On December 3, 2008, a sequel was reported to be going into development with the working title Repo Chick. The story would be set in 2008 and the resulting boom in repossession that extends far beyond cars and homes.[18] On February 13, 2009, Cox announced on his blog that shooting had finished and the film was in post-production.[19] The bulk of the film was shot in front of a green screen, with backgrounds filmed and composited-in during post-production.[20] Universal sent Cox a cease-and-desist notice because he does not possess the rights to do an official sequel, but he ignored it since his film uses none of the characters from the original. The film premiered on September 8 at the Venice Film Festival. It was released to DVD in the United Kingdom on February 7, 2011, and in North America on the following day.
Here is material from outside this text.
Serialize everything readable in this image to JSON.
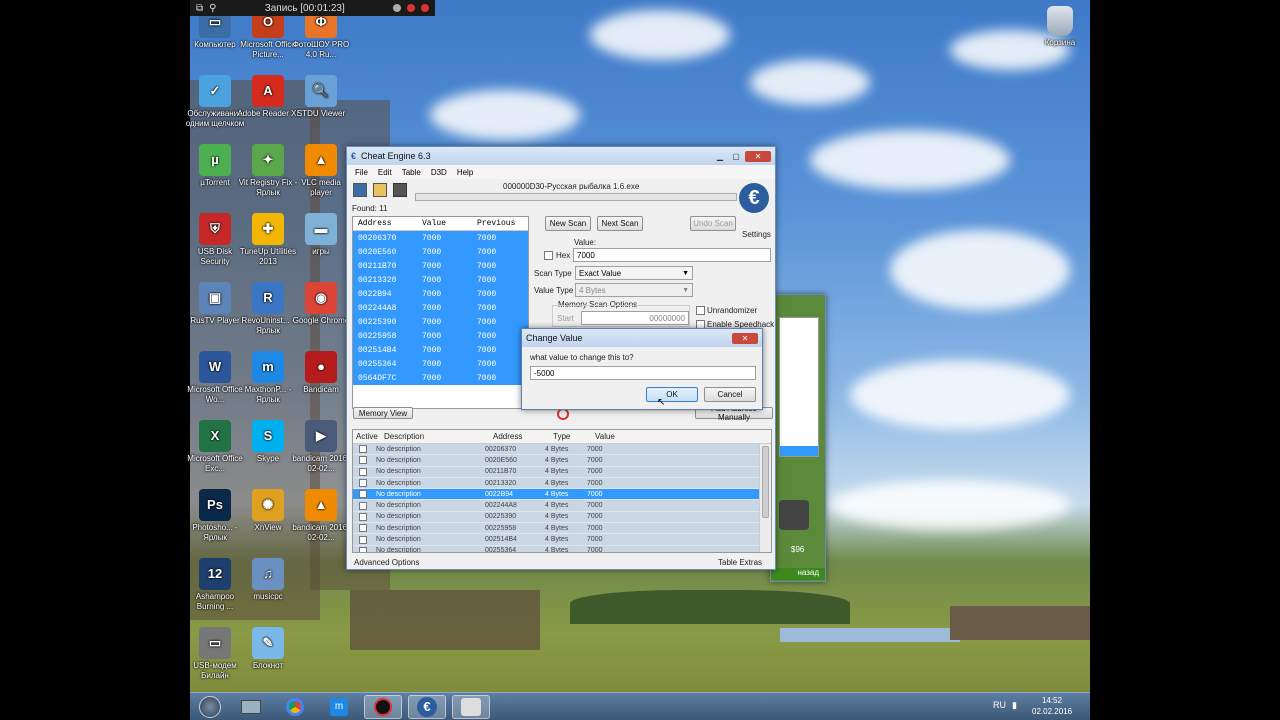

References[edit]

  1. ^ "REPO MAN (18)". British Board of Film Classification. September 16, 1984. Retrieved July 31, 2013.
  2. ^ The Criterion Collection 2013 release booklet, pg. 51
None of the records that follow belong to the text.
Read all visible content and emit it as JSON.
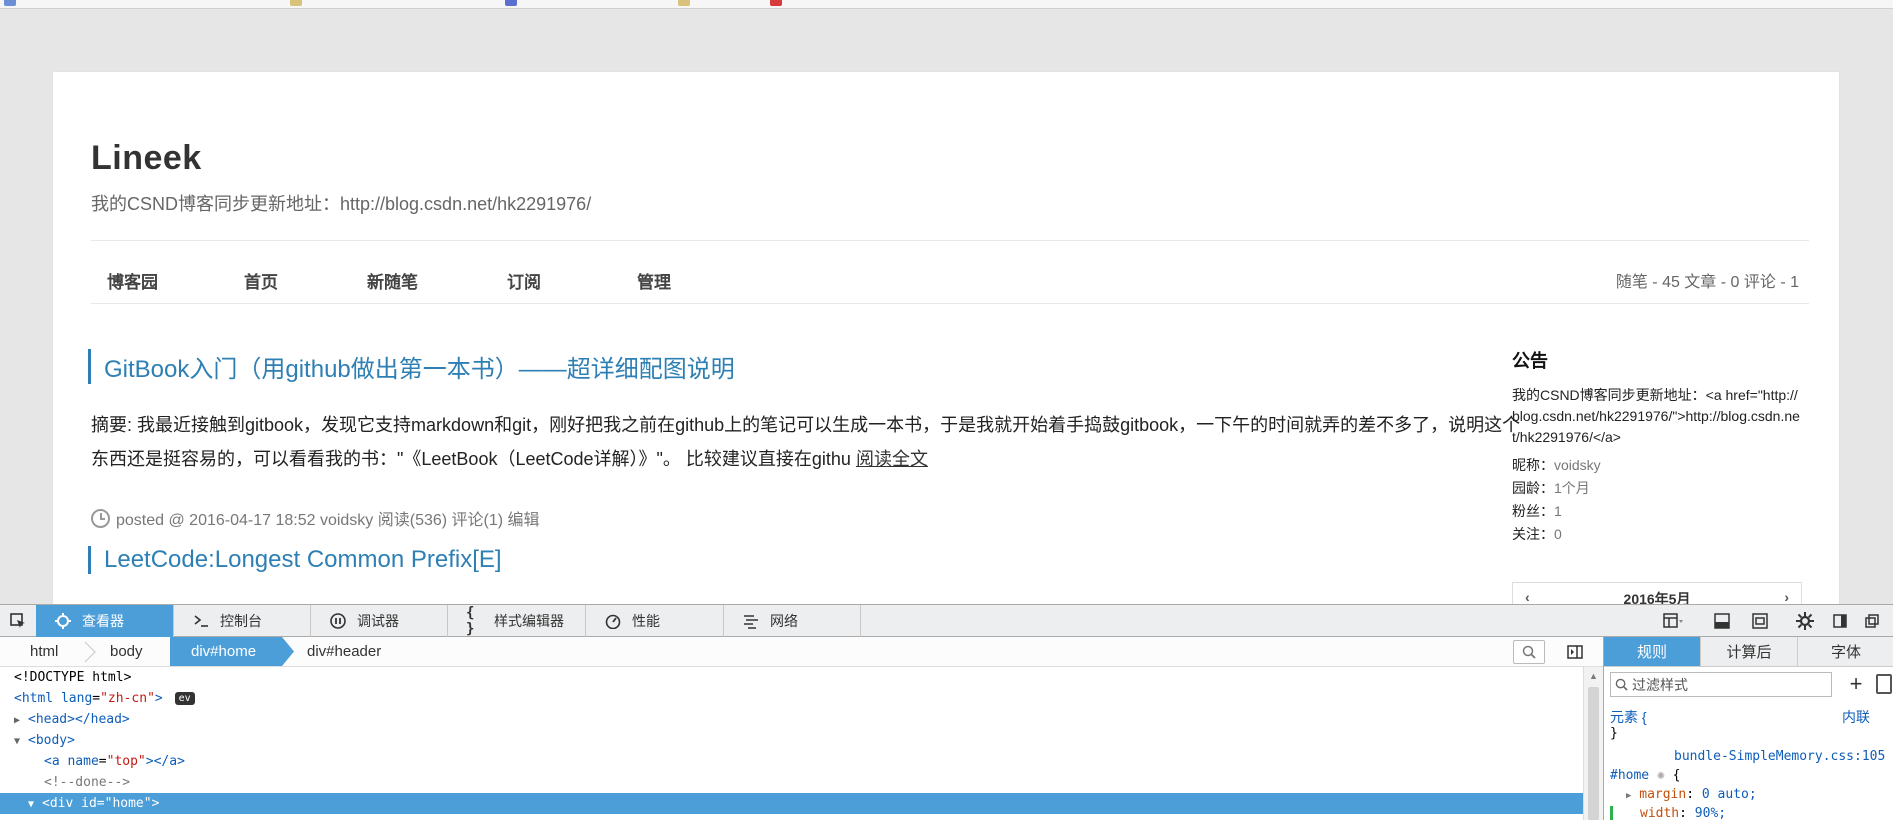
{
  "blog": {
    "title": "Lineek",
    "subtitle": "我的CSND博客同步更新地址：http://blog.csdn.net/hk2291976/"
  },
  "nav": {
    "items": [
      "博客园",
      "首页",
      "新随笔",
      "订阅",
      "管理"
    ],
    "stats": "随笔 - 45  文章 - 0  评论 - 1"
  },
  "posts": [
    {
      "title": "GitBook入门（用github做出第一本书）——超详细配图说明",
      "summary": "摘要: 我最近接触到gitbook，发现它支持markdown和git，刚好把我之前在github上的笔记可以生成一本书，于是我就开始着手捣鼓gitbook，一下午的时间就弄的差不多了，说明这个东西还是挺容易的，可以看看我的书：\"《LeetBook（LeetCode详解）》\"。 比较建议直接在githu",
      "read_more": "阅读全文",
      "meta": "posted @ 2016-04-17 18:52 voidsky 阅读(536) 评论(1) 编辑"
    },
    {
      "title": "LeetCode:Longest Common Prefix[E]"
    }
  ],
  "sidebar": {
    "heading": "公告",
    "notice": "我的CSND博客同步更新地址：<a href=\"http://blog.csdn.net/hk2291976/\">http://blog.csdn.net/hk2291976/</a>",
    "info": [
      {
        "label": "昵称：",
        "value": "voidsky"
      },
      {
        "label": "园龄：",
        "value": "1个月"
      },
      {
        "label": "粉丝：",
        "value": "1"
      },
      {
        "label": "关注：",
        "value": "0"
      }
    ],
    "calendar": {
      "prev": "‹",
      "month": "2016年5月",
      "next": "›"
    }
  },
  "devtools": {
    "tabs": [
      {
        "label": "查看器",
        "icon": "inspector-icon",
        "active": true
      },
      {
        "label": "控制台",
        "icon": "console-icon",
        "active": false
      },
      {
        "label": "调试器",
        "icon": "debugger-icon",
        "active": false
      },
      {
        "label": "样式编辑器",
        "icon": "style-editor-icon",
        "active": false
      },
      {
        "label": "性能",
        "icon": "performance-icon",
        "active": false
      },
      {
        "label": "网络",
        "icon": "network-icon",
        "active": false
      }
    ],
    "breadcrumbs": [
      "html",
      "body",
      "div#home",
      "div#header"
    ],
    "active_crumb": "div#home",
    "markup": {
      "doctype": "<!DOCTYPE html>",
      "html_open": "<html",
      "html_lang_attr": "lang",
      "html_lang_val": "\"zh-cn\"",
      "ev_badge": "ev",
      "head": "<head></head>",
      "body_open": "<body>",
      "a_open": "<a",
      "a_attr": "name",
      "a_val": "\"top\"",
      "a_close": "></a>",
      "comment": "<!--done-->",
      "div_open": "<div",
      "div_attr": "id",
      "div_val": "\"home\"",
      "tag_close": ">"
    },
    "side_tabs": [
      "规则",
      "计算后",
      "字体"
    ],
    "filter_placeholder": "过滤样式",
    "rules": {
      "element_selector": "元素 {",
      "element_close": "}",
      "inline_label": "内联",
      "source": "bundle-SimpleMemory.css:105",
      "home_selector": "#home",
      "open_brace": "{",
      "margin_prop": "margin",
      "margin_val": "0 auto;",
      "width_prop": "width",
      "width_val": "90%;"
    }
  },
  "colors": {
    "accent_blue": "#4c9ed9",
    "link_blue": "#2d7fb4",
    "page_bg": "#e6e6e6"
  }
}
  3. ^ Repo Man at Box Office Mojo Retrieved July 31, 2013
  4. ^ a b "The 10 Best Movies of 1984". Film.com. Archived from the original on December 4, 2008. Retrieved May 21, 2010.
  5. ^ a b "The Best Movies of 1984 by Rank". Films101.com. Retrieved May 21, 2010.
  6. ^ a b "Most Popular Feature Films Released in 1984". Internet Movie Database. Retrieved May 22, 2010.
  7. ^ "Repo Man". Rotten Tomatoes. Retrieved June 17, 2016.
  8. ^ Boucher, Geoff (August 31, 2008). "The 25 best L.A. films of the last 25 years". Los Angeles Times. Retrieved August 31, 2008.
  9. ^ There were two criteria: "The movie had to communicate some inherent truth about the L.A. experience, and only one film per director was allowed on the list".
  10. ^ "Entertainment Weekly's The Top 50 Cult Movies". AMC Filmsite.org. Retrieved May 21, 2010.
  11. ^ Ebert, Roger (January 1, 1984). "Repo Man". Rogerebert.com.
  12. ^ "Repo Man: Award Wins and Nominations". Internet Movie Database. Retrieved May 21, 2010.
  13. ^ AFI's 100 Years...100 Laughs Nominees
  14. ^ AFI's 10 Top 10 Ballot
  15. ^ Cook, Stephen. "Repo Man". AllMusic.
  16. ^ "First Look: 'Waldo's Hawaiian Holiday'". Entertainment Weekly. February 11, 2008. Retrieved October 23, 2010.
  17. ^ Smith, Zack (February 27, 2008). "Alex Cox: The Comic Book Sequel To Repo Man". Newsarama. Retrieved November 5, 2008.[permanent dead link]
  18. ^ "Slashfilm". Archived from the original on December 5, 2008. Retrieved December 4, 2008.
  19. ^ "BLOG". Alex Cox. Retrieved March 30, 2009.
  20. ^ Alex Cox - BLOG

External links[edit]